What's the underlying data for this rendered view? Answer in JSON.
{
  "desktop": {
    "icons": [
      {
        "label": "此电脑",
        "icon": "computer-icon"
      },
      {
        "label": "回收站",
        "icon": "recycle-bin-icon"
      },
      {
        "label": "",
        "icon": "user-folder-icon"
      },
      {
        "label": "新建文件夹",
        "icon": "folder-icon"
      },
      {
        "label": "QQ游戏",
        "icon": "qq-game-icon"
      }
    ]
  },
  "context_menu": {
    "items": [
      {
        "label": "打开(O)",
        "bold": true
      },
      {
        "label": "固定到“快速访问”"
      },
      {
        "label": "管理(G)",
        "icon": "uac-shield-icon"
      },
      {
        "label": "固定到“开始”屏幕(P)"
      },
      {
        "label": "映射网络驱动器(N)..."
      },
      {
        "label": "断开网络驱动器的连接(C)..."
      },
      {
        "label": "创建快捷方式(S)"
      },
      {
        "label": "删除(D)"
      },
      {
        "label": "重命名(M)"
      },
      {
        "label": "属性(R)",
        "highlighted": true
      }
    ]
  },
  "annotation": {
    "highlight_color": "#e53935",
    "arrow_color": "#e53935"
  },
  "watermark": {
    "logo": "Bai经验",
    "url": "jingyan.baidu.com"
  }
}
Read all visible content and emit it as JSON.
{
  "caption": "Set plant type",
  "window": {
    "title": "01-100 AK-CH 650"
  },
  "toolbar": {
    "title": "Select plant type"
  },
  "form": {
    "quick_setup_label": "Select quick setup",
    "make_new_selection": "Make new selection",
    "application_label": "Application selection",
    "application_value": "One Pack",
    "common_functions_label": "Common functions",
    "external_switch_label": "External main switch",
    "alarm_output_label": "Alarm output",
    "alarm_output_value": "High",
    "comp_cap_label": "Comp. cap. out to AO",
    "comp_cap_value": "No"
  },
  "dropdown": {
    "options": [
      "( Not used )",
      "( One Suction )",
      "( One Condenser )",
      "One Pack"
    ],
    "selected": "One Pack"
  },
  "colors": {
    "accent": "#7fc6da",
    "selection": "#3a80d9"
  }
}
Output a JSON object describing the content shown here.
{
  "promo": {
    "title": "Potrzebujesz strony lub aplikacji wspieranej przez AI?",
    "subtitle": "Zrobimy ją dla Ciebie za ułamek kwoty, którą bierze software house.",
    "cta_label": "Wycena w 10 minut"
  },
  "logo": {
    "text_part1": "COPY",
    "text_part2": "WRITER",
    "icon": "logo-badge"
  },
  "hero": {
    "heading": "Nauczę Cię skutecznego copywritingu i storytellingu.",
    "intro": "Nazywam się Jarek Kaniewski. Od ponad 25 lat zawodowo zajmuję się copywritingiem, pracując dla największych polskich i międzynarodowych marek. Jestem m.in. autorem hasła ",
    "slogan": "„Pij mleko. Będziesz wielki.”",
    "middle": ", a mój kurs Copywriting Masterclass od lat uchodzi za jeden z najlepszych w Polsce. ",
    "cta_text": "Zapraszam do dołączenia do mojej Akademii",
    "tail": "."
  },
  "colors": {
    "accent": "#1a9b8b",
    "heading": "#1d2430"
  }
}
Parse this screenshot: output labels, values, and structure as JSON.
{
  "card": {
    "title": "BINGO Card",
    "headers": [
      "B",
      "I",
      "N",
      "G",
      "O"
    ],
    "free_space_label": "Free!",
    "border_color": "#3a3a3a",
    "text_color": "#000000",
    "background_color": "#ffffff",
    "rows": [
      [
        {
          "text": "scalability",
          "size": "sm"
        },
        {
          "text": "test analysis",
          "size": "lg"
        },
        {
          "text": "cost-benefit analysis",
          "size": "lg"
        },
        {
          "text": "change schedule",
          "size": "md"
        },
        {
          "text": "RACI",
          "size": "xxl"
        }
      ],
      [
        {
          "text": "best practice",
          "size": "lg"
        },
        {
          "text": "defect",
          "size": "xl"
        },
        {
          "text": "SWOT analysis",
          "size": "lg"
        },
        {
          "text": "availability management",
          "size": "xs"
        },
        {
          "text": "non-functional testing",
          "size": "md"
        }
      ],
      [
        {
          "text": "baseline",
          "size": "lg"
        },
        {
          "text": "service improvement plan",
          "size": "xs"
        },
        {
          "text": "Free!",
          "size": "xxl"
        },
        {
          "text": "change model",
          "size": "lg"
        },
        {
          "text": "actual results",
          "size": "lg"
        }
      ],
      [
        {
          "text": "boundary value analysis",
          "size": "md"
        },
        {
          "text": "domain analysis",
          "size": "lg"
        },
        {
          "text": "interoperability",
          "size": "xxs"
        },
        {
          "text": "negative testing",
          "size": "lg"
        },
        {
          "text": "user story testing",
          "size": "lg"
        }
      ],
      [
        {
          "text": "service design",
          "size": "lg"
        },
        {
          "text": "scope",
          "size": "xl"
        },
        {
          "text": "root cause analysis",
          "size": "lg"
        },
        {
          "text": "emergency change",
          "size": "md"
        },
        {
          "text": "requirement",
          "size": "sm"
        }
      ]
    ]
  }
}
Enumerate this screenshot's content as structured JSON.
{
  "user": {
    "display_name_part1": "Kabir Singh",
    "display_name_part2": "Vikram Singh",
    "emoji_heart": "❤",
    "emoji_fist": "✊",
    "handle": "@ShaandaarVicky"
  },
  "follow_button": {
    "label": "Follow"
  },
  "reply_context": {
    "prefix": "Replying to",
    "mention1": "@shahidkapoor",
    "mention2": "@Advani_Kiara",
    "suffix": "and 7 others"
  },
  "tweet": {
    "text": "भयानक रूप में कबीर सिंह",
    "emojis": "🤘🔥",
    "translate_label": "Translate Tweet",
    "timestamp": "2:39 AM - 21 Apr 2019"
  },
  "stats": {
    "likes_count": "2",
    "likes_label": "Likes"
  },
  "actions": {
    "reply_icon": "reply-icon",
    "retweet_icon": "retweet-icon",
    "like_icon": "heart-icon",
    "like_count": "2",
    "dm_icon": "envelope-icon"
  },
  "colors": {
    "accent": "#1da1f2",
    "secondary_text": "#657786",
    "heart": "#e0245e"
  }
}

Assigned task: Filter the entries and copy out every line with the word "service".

Task result:
          "text": "service improvement plan",
          "text": "service design",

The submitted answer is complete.